From 3-D printing rocket engine components to managing the world’s most powerful X-ray telescope, Marshall finds a way.
The George C. Marshall Space Flight Center (MSFC) in Huntsville, Alabama has a storied history, from its creation at the dawn of the space age through today, managing many projects at the forefront of space exploration and scientific discovery. From designing the world’s most powerful rocket to examining space with the world’s most powerful X-ray telescope to fabricating rocket engine components with 3-D printing, Marshall has been finding solutions to complex technical challenges for almost 60 years.
On July 31, APPEL Knowledge Services held a Virtual Project Management Challenge titled Spotlight on MSFC Projects: Solving Complex Technical Challenges, focusing on five projects at MSFC. This was the first of several sessions APPEL KS plans, highlighting the work under way at one of NASA’s centers. The July VPMC is available for on-demand viewing.
Host Deana Nunley interviewed 13 experts—including project managers, engineers and scientists—working on the five projects: Chandra X-ray Observatory, 3-D Printing, SERVIR, SPoRT and the Lynx Mission Concept Study. Taken together, the projects represent a broad swath of NASA’s mission. Across that broad scope, however, the importance of diverse, multi-disciplinary teams and teamwork emerged as a constant.
The Chandra X-ray Observatory has rewritten textbooks since its launch in 1999, from confirming the presence of an elliptical ring of high energy X-rays being emitted by the Crab Nebula pulsar early in the mission to recently detecting gravitational waves from two neutron stars colliding. Martin Weisskopf, Chandra Project Scientist, says the key to the mission’s success was the moment in Chandra’s development “when the various disparate groups involved, … became a team. Not ‘us’ and ‘them’ but ‘we,’ from the prime contractor to the subcontractors to the major ones that were heavily involved, that took such great pride in building [what] one of my postdocs called ‘a scientific Cathedral.’”
Likewise, with 3-D printing, large teams with diverse skillsets must come together to advance a relatively young technology with a higher risk posture but also exceptional potential rewards, including reduced costs and dramatically shortened schedules. “So, for us, one of the key things is making sure broad groups of teams are motivated across it,” says Chris Protz, Team Lead, Propulsion Division, Engine Components Development and Technology Branch.

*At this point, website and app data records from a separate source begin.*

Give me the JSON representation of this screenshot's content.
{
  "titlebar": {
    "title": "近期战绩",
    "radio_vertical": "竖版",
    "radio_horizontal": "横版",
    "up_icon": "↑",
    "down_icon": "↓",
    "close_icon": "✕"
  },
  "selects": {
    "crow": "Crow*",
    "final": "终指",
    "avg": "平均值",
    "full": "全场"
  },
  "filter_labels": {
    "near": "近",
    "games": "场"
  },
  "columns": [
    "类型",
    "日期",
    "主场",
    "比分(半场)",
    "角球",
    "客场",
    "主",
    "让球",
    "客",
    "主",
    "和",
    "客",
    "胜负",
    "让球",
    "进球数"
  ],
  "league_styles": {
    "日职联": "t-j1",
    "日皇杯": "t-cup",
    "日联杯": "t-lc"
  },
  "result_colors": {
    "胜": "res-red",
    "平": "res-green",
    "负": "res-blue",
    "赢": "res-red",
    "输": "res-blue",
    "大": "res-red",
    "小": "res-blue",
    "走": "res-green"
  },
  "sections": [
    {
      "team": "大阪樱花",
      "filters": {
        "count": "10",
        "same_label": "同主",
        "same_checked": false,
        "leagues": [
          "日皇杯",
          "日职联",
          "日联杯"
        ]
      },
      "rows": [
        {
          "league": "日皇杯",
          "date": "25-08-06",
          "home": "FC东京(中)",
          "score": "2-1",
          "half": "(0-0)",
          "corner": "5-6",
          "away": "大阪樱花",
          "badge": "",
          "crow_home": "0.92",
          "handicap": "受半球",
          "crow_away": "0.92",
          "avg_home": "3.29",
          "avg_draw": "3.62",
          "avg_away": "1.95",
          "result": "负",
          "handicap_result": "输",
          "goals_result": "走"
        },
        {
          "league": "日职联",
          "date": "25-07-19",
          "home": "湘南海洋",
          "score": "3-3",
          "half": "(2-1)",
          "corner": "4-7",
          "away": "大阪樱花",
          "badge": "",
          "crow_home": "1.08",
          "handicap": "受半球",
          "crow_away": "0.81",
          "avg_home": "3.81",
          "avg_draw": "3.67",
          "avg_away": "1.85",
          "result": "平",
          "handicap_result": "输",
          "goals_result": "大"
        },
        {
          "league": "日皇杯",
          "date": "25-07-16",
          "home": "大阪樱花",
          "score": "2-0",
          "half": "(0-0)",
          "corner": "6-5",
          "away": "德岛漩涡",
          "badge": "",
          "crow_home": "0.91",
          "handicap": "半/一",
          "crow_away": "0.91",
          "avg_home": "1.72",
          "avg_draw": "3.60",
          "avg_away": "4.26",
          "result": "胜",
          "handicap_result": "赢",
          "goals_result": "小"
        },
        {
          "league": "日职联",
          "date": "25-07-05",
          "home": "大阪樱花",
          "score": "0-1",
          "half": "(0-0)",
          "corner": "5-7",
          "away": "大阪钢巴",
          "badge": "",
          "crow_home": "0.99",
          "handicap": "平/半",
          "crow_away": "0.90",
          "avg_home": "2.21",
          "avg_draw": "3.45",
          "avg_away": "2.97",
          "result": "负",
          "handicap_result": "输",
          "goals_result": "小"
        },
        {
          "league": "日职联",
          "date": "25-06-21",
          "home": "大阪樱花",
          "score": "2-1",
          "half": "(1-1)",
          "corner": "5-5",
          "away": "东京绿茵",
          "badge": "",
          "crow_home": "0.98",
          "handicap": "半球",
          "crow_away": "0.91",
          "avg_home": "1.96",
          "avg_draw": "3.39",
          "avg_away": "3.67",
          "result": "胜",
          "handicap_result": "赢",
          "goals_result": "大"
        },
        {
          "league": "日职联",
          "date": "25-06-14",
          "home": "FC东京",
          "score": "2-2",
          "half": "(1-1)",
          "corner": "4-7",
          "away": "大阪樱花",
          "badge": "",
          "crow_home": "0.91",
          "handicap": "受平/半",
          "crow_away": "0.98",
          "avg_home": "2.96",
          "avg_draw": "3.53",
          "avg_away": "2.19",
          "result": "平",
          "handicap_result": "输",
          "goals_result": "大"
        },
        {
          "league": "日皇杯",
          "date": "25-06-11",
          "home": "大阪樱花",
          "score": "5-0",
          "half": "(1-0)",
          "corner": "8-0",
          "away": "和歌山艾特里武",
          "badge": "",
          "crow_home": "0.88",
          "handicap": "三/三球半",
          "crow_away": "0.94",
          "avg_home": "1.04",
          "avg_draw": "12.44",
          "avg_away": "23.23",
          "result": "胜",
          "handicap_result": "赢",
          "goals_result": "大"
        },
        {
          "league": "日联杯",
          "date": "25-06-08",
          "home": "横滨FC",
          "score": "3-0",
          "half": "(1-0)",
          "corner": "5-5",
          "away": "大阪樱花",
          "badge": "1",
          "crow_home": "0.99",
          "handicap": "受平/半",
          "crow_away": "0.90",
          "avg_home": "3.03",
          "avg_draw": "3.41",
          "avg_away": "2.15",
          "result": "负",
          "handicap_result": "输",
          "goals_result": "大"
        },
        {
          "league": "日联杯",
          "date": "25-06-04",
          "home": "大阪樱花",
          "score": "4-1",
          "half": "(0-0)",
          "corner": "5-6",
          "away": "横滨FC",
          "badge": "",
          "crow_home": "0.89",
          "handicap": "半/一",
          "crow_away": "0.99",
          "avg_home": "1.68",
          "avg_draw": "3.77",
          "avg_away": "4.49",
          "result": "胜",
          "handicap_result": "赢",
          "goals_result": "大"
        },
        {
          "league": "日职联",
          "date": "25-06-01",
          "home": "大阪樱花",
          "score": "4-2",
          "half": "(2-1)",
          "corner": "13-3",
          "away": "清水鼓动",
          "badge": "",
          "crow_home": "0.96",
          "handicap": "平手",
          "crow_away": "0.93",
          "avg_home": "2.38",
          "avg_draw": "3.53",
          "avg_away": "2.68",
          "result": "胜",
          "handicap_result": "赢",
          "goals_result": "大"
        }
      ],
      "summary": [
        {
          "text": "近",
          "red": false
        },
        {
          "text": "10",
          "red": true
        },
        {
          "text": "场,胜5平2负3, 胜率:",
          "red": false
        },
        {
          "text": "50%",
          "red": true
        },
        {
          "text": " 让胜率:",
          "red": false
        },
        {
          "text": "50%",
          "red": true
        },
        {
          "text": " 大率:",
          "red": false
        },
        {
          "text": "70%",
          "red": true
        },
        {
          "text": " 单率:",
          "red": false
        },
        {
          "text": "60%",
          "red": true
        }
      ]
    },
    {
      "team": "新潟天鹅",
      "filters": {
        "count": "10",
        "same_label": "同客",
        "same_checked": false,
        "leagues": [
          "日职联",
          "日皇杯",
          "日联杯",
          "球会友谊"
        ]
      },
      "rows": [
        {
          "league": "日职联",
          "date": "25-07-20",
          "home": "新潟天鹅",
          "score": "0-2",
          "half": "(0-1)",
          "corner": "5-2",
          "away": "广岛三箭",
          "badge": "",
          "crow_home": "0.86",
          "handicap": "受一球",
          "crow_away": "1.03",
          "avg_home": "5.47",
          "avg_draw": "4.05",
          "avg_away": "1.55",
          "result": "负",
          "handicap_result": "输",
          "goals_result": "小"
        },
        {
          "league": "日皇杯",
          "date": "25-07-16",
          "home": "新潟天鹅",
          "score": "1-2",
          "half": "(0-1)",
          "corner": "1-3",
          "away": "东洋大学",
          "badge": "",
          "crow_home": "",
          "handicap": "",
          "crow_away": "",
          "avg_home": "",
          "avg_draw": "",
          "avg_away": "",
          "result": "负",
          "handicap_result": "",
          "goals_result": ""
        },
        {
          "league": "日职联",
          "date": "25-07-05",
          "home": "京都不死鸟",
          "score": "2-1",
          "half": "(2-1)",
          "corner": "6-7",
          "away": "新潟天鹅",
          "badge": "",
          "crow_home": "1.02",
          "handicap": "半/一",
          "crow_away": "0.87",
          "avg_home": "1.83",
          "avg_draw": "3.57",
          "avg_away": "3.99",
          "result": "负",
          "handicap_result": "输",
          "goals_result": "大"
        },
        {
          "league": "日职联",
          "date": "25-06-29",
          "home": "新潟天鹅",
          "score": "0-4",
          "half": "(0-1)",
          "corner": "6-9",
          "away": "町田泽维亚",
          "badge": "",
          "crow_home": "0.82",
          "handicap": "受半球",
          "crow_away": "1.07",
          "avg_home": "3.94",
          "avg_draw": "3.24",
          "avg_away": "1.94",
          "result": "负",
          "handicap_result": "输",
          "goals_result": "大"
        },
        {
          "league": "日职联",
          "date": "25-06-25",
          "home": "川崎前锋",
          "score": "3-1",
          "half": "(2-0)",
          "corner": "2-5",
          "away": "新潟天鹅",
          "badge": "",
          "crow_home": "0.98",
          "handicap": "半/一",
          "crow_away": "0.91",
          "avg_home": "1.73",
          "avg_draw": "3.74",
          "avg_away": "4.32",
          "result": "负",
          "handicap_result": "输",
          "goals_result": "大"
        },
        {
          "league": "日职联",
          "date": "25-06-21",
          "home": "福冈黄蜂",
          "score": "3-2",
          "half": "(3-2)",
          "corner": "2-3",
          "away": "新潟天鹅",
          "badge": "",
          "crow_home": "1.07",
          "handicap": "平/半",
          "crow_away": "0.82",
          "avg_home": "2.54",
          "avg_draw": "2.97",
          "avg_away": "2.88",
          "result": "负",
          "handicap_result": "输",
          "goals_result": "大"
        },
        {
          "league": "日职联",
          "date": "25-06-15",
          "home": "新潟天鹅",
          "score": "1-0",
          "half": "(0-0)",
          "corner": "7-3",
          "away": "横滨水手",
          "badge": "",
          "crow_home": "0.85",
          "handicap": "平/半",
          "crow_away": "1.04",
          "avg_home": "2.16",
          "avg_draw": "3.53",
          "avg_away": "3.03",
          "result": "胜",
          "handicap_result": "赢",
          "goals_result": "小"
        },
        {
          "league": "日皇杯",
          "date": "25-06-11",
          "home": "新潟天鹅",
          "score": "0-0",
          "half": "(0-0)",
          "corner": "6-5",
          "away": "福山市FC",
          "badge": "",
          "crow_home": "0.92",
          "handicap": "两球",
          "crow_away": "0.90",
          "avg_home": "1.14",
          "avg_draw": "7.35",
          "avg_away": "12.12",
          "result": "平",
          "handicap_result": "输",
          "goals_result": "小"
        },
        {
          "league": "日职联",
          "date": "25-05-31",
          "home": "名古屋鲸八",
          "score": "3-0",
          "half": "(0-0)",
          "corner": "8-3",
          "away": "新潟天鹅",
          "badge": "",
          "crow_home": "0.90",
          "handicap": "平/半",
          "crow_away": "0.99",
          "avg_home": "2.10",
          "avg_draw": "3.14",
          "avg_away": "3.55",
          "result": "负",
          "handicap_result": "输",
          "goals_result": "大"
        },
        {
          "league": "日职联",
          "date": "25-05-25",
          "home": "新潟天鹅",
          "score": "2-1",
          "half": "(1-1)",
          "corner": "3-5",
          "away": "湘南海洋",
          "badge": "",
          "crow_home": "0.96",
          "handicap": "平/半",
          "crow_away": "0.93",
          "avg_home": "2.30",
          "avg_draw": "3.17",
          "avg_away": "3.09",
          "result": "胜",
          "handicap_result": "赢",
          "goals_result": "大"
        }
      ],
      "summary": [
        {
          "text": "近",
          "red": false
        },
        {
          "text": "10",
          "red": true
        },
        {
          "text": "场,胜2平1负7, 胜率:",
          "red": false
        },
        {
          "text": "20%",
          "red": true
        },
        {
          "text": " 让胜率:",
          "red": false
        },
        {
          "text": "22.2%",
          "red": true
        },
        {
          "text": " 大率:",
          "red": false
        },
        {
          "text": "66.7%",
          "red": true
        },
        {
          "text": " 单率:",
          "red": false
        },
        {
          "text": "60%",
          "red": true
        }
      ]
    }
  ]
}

“Communication across the team is also integral in the process,” adds Paul Gradl, a Senior Propulsion Engineer at MSFC. “Everybody has to understand the common goals of additive manufacturing and the risk involved with it. And that goes right from our detailed designers all the way to the people testing the components. If you understand the risk involved as part of that, and everybody has a common mission that we’re working towards, then we can be more successful in the process.”
SERVIR, a joint program of NASA and the U.S. Agency for International Development, uses Earth-observation data from NASA to help governments in developing nations better respond to natural disasters, manage water resources and improve crop yields.
“I’d say that the teams are absolutely key,” says Daniel Irwin, SERVIR Global Program Manager. “But the most important aspect of teams that I found is that they’re interdisciplinary and diverse. And I think that people from diverse backgrounds, from cultures, gender bring such unique views and perspectives. And I think that that’s added just enormous value to SERVIR in the way that we think and the way that we operate.”
The Short-term Prediction Research and Transition Center (SPoRT) is another Earth-centered project featured on the July VPMC. The project works with partners to develop unique uses for observational data from NASA satellites to improve weather forecasting. The project uses an iterative, stakeholder-focused approach to develop unique tools to meet their forecasting needs. One of SPoRT’s many success stories is ongoing efforts to improve hurricane forecasting with microwave technology, according to Chris Hain, Project Scientist/Manager.
“One of the problems with looking at hurricanes, when you’re looking at just, you know, wavelengths from the visible or the infrared is that you can’t really see the internal structure of the storm,” Hain says. Microwaves, however, can pierce through the clouds to the storm’s internal structure. This is offers forecasters important insight into hurricanes, especially those that are rapidly intensifying.
Lynx is unique in the VPMC as it is a large concept study, one of four under consideration for the 2020 Astrophysics Decadal Survey, sponsored by NASA, the National Science Foundation, and the U.S. Department of Energy. With input from the scientific community, the survey will guide scientists, policy makers and federal agencies with a vision forward for astronomy and astrophysics research. If Lynx is selected and built, it will become the largest, most powerful X-ray observatory ever flown, according to Karen Gelmas, Lynx Study Manager.
Together, the guests presented a fascinating picture of the work under way at MSFC. The next installment of the VPMC will look at the work of NASA’s John H. Glenn Research Center near Cleveland.